A Note from our CEO

This report marks another year of life-changing work here at DC Central Kitchen, and two full years of carrying out that work in the face of a pandemic. Thanks to the incredible and catalytic support of our community, we have continued to move our programs and mission forward.


Our Culinary Job Training program moved to Nationals Park and the Ronald Reagan Building before settling into our re-opened social enterprise cafe in Ward 8 and celebrating our 2000th graduate. We deployed our first-ever food trucks to provide meals during school breaks, transformed the Washington Convention Center into a grocery assembly line, and delivered record quantities of healthy food to small corner stores. We met the urgent needs of the moment while planning for our biggest move yet: transitioning from our long-time headquarters in a shelter basement later this year to a transformational 36,000 square foot facility named the Michael R. Klein Center for Jobs and Justice, where we will expand our programs and help anchor a more inclusive post-pandemic recovery.

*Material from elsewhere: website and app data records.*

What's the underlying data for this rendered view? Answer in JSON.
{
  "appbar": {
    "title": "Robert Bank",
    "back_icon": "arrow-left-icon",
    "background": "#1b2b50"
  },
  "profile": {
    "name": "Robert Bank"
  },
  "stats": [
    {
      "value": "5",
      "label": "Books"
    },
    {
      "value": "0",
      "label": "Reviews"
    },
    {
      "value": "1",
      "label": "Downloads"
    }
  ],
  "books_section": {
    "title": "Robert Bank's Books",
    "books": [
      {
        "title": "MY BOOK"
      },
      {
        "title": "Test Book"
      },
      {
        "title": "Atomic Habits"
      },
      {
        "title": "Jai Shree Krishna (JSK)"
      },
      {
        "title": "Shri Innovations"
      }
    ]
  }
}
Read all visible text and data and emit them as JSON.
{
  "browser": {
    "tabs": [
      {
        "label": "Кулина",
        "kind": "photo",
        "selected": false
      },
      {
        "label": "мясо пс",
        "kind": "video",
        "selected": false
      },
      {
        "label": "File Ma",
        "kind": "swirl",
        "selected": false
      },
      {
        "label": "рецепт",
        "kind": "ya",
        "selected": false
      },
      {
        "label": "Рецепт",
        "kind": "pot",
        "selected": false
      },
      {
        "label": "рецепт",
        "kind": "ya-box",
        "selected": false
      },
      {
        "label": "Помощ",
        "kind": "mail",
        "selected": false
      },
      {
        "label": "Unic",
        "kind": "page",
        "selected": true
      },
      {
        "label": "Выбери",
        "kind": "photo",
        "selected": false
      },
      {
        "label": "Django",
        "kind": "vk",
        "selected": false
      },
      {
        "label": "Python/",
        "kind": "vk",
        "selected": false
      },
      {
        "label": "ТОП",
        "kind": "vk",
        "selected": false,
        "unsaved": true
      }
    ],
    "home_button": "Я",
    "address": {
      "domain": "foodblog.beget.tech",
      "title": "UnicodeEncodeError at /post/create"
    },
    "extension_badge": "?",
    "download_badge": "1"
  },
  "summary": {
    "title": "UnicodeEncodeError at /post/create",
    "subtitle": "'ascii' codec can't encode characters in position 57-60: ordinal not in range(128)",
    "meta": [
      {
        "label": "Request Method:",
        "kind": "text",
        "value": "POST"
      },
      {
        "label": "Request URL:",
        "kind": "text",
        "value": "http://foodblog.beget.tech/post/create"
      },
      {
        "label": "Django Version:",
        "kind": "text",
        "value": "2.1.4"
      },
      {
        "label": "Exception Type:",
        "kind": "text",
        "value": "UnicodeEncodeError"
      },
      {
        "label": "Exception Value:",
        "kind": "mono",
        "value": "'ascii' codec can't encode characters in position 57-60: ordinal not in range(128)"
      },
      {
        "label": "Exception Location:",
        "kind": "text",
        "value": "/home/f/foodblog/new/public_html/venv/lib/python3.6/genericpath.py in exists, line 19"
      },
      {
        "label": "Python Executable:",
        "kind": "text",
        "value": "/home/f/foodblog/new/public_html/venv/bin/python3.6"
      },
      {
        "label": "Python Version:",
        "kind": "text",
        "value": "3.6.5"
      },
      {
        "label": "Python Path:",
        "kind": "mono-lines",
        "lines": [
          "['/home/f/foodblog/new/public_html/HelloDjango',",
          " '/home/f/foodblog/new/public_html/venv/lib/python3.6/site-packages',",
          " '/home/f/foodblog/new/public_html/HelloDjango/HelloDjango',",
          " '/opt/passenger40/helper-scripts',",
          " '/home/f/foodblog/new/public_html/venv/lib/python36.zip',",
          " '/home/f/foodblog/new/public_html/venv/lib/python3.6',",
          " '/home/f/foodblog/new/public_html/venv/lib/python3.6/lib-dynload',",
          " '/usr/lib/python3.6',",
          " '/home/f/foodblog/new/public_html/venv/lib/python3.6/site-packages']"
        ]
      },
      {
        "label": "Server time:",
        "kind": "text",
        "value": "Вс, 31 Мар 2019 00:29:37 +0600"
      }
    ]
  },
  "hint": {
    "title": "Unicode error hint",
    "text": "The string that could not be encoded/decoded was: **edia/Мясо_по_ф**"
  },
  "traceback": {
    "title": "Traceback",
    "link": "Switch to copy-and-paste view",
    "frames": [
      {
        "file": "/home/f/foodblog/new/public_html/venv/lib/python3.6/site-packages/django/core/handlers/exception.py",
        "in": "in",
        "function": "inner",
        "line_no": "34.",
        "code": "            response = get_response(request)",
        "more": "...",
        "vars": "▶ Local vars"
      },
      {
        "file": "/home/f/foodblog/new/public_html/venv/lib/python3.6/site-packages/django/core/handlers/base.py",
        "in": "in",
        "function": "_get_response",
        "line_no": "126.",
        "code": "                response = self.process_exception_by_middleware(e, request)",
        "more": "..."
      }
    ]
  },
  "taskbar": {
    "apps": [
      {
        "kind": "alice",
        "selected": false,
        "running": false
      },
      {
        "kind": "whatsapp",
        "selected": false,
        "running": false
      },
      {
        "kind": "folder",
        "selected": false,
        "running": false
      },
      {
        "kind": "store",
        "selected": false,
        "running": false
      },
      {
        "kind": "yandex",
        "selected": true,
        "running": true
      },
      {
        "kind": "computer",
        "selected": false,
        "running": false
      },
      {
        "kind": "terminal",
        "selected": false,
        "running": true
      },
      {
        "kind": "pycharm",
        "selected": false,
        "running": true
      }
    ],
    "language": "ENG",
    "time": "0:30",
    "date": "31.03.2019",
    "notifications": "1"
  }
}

Because of you, DC Central Kitchen has adapted and adjusted without ever losing sight of our values and unflinching focus on the root causes of hunger and poverty in our city. I hope you enjoy seeing what your support has made possible and look forward to sharing more ‘big moves’ in the year to come.


Mike Curtin, Jr.

Chief Executive Officer


Stories of Movement

Culinary Job Training
Community Meals and Emergency Response
Healthy School Food

Back to School

Since the beginning of the pandemic, our Healthy School Food team has pivoted to meet the urgent needs of our students. This year, our staff served 480,000 locally sourced, scratch-cooked meals to schoolchildren at 18 DC schools and received a 94% satisfaction rate from students. Read about how our staff adapted to COVID-19 restrictions while lovingly keeping students nourished here.

CNN: CEO Mike Curtin talks solutions to food insecurity

On Christmas Eve, DCCK CEO Mike Curtin discussed rising childhood food insecurity and how our Healthy School Food team is meeting the needs of our community with CNN anchor Kate Bolduan.


Healthy Corners

Ten Years of Healthy Corners

Our Healthy Corners program marked its tenth anniversary of continuing to bring affordable, nutritious food to underserved communities. Check out The DC Line’s story on how Healthy Corners works with 53 local corner stores to make healthy food accessible for everyone.


We were part of a coalition of advocates, policymakers, and agency experts who contributed to the passage of the DC WIC Program Expansion Act of 2018, which allowed smaller DC retailers to accept WIC benefits for the first time.  Now, nine of our Healthy Corner stores accept WIC benefits from low-income mothers and young families. Learn more about our game-changing WIC expansion here.

Social Enterprise and Sustainability
Our Biggest Move Yet


DC Central Kitchen is grateful for the thousands of financial supporters, partners, and volunteers who make our work possible every year. This year, we also welcomed some amazing new members of the DCCK family and mourned the loss of long-time champions whose legacies continue through our daily work.

New Faces

While another year passed without the ability to safely host volunteers, we employed more than 100 graduates of our Culinary Job Training program full-time, at living wages, and additional 401k contributions. In addition to these 100 alumni, we welcomed four new Directors (Melissa Gold, Director of Communications & Marketing; Kisha Marshall, Director of Culinary Operations; Mikeya Kirksey, Director of Workforce Development; and Shay McCray, Director of Café and Retail Sales) and other new faces as integral members of our team.

In Memoriam: Robert E. Torray

In 2006, when we were in jeopardy of not making payroll for the first time in our history, Bob literally answered our call and provided the bridge funding we needed to right our cashflow and secure our first major social enterprise contract. Moved by our progress, Bob and Nancy made the largest donation DC Central Kitchen had ever received, encouraging us to “plan for the future, not for payroll.” Read about the Torray’s full impact here.

In Memoriam: Sarah Tyree

DC Central Kitchen celebrates the life of our thought-partner, advocate, and friend Sarah Tyree, who passed away on December 30, 2021. While we would come to know her as a devoted volunteer and Chair of our Board, Sarah’s relationship with DC Central Kitchen started with a simple phone call more than a decade ago. After getting our CEO Mike Curtin Jr. on the phone, she introduced herself and her employer, CoBank, and asked “how can we help you do more?” Read more about Sarah’s transformative legacy here.


We continue to generate much of our operating revenue through our sustainable social enterprises. Essential support is also provided by foundations, individuals, corporations, and government grants. Financials presented here are a summary – you can access our full audited financials here.


While the stories above reflect our work to fight hunger differently in 2021 and beyond, the financials listed here encompass the fiscal year of 2021, running from July 2020-June 2021. Donor lists for the current fiscal year of 2022 will appear in the corresponding annual report, which will be available in the spring of 2023.